▶ [TO DO]:
Determine how many lines of the listing below include the string "JSON". Output the number and nothing more.

▶ [DATASET RECORDS]:
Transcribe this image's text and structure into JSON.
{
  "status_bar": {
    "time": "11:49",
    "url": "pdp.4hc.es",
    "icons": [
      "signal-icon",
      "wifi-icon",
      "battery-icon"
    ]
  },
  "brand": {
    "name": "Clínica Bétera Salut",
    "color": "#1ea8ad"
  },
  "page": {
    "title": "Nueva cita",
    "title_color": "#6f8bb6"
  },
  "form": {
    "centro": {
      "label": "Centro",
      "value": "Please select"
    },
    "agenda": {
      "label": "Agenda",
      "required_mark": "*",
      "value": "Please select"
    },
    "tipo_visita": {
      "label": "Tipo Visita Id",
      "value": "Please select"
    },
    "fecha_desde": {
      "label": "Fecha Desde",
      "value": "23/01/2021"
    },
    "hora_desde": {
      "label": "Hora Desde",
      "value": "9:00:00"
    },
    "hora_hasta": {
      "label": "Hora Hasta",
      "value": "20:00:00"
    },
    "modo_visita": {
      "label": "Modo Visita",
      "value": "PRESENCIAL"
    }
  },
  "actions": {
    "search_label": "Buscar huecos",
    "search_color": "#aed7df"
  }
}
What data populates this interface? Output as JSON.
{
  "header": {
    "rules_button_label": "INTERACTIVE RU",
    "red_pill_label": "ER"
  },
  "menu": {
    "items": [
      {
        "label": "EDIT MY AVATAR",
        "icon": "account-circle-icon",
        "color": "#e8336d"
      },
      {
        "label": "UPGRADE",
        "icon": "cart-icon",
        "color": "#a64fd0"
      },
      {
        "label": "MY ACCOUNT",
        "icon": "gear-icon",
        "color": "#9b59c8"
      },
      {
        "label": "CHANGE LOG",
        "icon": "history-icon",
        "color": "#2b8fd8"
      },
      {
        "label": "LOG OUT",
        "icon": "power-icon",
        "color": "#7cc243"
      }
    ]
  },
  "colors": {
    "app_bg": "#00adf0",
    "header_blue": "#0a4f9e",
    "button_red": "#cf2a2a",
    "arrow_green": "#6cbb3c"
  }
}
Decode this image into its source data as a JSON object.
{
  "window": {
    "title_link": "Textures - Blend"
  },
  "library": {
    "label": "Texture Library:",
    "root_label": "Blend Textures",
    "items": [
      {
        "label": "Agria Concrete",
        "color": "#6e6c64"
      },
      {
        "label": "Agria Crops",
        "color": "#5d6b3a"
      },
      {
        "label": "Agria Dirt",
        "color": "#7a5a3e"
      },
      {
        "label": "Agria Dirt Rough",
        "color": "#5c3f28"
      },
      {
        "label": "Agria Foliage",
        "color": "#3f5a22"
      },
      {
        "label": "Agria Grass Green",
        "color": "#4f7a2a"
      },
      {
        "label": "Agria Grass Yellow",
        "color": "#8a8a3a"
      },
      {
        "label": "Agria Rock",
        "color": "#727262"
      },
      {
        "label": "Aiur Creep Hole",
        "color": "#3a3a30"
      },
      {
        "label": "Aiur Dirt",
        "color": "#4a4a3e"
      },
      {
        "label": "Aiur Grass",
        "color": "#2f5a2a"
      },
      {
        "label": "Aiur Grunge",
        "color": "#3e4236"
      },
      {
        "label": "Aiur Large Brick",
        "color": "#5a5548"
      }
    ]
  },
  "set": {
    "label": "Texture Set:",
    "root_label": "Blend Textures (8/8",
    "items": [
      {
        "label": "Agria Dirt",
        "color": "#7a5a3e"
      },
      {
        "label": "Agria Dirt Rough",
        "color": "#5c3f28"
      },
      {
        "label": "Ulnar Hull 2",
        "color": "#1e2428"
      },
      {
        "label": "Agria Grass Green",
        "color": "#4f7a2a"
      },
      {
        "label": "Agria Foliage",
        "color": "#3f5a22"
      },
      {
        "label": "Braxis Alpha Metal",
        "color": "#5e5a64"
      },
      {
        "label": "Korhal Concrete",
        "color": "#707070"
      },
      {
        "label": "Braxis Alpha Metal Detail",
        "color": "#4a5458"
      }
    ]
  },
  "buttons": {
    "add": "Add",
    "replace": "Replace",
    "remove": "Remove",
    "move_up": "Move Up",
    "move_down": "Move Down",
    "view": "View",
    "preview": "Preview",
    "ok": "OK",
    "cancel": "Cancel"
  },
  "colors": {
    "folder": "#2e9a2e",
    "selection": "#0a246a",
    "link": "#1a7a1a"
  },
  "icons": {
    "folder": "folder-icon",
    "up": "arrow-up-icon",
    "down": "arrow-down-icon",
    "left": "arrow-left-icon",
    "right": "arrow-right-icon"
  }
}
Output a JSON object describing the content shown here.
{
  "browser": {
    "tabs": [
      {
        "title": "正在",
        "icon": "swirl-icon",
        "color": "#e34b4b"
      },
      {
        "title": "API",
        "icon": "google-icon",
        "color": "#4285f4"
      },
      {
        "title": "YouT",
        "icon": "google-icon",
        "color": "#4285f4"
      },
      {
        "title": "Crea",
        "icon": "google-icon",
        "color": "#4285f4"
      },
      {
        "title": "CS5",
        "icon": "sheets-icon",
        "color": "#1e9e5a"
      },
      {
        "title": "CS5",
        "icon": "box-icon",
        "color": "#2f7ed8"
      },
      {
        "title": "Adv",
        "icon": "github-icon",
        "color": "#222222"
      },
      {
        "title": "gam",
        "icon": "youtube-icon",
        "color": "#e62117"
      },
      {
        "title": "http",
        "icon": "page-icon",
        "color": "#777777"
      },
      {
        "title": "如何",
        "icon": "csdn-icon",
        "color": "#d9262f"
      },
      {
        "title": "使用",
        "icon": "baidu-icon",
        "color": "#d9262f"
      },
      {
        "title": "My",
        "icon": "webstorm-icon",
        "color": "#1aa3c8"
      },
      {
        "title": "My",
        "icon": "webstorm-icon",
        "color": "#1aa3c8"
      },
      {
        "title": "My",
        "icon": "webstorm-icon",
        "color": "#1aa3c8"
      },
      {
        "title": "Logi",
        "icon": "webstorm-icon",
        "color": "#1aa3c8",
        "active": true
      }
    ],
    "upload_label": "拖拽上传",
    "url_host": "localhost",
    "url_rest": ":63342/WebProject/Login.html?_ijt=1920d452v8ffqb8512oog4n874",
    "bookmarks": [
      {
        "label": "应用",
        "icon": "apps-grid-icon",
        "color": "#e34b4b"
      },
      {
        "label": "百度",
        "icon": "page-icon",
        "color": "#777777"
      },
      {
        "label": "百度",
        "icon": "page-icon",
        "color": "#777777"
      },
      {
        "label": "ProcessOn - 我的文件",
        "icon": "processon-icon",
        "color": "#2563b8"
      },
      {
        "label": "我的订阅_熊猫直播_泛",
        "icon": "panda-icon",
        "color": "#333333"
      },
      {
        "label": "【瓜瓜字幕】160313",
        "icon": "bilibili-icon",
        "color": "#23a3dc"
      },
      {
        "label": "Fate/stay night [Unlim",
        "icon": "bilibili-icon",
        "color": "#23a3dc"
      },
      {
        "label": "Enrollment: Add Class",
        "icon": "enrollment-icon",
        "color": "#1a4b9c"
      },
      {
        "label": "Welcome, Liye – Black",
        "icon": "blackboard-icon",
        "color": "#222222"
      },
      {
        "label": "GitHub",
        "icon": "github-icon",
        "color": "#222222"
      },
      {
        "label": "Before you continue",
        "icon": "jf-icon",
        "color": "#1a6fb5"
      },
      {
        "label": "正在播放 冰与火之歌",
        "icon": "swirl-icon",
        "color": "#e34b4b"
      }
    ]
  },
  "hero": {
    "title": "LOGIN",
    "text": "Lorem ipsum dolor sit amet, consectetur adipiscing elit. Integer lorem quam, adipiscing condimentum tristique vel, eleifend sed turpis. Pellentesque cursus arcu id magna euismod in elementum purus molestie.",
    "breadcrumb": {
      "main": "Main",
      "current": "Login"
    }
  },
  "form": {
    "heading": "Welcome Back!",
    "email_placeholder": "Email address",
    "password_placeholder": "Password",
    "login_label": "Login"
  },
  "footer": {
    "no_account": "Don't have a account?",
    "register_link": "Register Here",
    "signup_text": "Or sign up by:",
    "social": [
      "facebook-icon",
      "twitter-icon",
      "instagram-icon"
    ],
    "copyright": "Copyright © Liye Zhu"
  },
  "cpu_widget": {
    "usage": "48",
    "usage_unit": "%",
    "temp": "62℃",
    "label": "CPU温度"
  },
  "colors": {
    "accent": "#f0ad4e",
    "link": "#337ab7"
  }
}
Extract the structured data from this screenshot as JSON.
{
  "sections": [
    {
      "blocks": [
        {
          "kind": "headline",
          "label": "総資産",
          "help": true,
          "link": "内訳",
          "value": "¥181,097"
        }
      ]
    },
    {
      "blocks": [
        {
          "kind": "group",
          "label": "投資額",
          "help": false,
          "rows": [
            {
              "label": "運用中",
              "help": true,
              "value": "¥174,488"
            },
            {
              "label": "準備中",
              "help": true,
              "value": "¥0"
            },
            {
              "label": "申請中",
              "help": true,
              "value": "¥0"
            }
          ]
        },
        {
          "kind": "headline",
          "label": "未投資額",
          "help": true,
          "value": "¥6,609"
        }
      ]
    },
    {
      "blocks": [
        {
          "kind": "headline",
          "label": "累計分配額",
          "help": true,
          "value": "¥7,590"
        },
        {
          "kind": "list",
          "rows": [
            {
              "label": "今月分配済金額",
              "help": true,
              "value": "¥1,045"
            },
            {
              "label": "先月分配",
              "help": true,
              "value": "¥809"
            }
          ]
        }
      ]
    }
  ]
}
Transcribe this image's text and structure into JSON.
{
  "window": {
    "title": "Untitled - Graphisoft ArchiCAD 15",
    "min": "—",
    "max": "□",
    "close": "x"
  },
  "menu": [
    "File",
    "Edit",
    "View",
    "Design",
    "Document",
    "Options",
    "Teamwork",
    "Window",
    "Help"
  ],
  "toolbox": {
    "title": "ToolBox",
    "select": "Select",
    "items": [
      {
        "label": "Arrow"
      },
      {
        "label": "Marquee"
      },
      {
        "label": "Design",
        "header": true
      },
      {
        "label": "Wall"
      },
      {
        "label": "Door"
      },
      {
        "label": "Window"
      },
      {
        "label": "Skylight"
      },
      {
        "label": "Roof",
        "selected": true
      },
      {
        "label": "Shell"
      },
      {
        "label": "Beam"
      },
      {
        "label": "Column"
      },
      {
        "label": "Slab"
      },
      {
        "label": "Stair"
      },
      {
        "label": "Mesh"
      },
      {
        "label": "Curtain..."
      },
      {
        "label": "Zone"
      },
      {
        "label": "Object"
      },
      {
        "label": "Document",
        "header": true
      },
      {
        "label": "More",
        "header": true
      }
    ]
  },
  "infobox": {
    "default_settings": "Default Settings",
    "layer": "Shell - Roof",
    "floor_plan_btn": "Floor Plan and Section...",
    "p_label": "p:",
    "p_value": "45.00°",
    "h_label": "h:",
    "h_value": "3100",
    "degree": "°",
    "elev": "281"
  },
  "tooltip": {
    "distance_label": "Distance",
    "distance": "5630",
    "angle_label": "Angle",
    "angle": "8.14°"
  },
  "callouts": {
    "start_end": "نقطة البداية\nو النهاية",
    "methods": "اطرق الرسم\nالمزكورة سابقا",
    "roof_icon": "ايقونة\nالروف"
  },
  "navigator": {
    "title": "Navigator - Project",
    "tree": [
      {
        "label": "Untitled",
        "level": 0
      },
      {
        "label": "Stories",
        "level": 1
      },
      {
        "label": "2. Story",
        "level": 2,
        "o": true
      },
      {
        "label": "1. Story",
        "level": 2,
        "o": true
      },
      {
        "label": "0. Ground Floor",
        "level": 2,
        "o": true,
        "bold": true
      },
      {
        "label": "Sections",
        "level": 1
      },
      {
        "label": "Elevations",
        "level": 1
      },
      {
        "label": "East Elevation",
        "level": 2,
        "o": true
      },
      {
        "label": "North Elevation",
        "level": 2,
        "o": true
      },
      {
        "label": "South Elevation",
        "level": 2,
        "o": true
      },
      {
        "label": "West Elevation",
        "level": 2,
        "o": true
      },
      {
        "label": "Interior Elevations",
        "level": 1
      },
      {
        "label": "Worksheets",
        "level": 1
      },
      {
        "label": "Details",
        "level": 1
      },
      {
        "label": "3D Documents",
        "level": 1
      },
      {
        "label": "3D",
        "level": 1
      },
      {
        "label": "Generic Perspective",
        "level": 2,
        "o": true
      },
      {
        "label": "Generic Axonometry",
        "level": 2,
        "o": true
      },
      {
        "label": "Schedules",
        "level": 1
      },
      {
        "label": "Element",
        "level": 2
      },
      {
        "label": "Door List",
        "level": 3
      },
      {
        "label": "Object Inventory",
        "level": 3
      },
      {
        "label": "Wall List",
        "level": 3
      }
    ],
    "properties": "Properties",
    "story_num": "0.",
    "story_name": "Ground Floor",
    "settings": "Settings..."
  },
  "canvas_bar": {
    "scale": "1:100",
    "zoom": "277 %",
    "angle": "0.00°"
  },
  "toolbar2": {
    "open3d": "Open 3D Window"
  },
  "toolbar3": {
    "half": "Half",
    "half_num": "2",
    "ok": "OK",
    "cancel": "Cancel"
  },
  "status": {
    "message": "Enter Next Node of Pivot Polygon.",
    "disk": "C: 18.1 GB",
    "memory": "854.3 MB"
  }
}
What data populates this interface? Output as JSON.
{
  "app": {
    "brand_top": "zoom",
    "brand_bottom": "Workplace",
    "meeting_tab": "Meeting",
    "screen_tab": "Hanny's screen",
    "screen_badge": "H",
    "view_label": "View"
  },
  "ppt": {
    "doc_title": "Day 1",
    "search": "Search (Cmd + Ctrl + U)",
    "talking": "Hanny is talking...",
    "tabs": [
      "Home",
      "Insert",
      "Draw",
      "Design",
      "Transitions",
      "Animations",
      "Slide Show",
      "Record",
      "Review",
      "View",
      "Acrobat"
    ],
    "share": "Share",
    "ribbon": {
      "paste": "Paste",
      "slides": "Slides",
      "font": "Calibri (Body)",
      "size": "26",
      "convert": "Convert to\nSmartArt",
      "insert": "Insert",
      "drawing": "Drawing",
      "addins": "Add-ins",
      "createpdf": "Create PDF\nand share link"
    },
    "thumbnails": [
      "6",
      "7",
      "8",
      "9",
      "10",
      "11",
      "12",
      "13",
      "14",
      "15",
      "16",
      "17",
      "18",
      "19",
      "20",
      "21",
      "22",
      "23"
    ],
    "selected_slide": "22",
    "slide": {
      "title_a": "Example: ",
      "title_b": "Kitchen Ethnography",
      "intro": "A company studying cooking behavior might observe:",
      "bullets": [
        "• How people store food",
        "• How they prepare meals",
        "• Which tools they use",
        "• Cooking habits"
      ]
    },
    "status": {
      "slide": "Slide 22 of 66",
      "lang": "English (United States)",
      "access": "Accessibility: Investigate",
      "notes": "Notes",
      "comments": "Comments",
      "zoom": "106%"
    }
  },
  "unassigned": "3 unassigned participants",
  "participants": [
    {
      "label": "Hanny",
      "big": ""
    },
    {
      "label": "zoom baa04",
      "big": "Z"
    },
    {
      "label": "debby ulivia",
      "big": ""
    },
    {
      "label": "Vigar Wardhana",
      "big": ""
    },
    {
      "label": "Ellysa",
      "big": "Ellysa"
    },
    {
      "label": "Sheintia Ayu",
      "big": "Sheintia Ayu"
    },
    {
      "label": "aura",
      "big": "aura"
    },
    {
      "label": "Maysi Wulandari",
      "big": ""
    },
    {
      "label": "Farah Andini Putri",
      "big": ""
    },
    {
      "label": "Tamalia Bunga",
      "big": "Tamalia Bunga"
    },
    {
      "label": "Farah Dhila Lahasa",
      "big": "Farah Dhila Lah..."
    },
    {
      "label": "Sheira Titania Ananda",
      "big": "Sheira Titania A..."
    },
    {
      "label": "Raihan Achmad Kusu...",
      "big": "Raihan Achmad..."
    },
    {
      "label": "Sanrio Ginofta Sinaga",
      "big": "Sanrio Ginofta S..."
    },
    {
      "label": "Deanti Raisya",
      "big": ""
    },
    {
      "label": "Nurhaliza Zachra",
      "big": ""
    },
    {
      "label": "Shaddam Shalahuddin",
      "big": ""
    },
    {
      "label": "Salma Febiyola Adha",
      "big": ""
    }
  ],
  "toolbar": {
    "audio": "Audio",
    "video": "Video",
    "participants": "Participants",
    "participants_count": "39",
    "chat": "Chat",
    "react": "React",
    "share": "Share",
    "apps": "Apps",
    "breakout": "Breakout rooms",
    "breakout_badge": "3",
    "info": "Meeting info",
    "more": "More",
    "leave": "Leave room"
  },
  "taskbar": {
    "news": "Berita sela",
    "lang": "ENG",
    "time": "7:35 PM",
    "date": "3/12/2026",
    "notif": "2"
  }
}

▶ [ANSWER TO THIS PROBLEM]:
7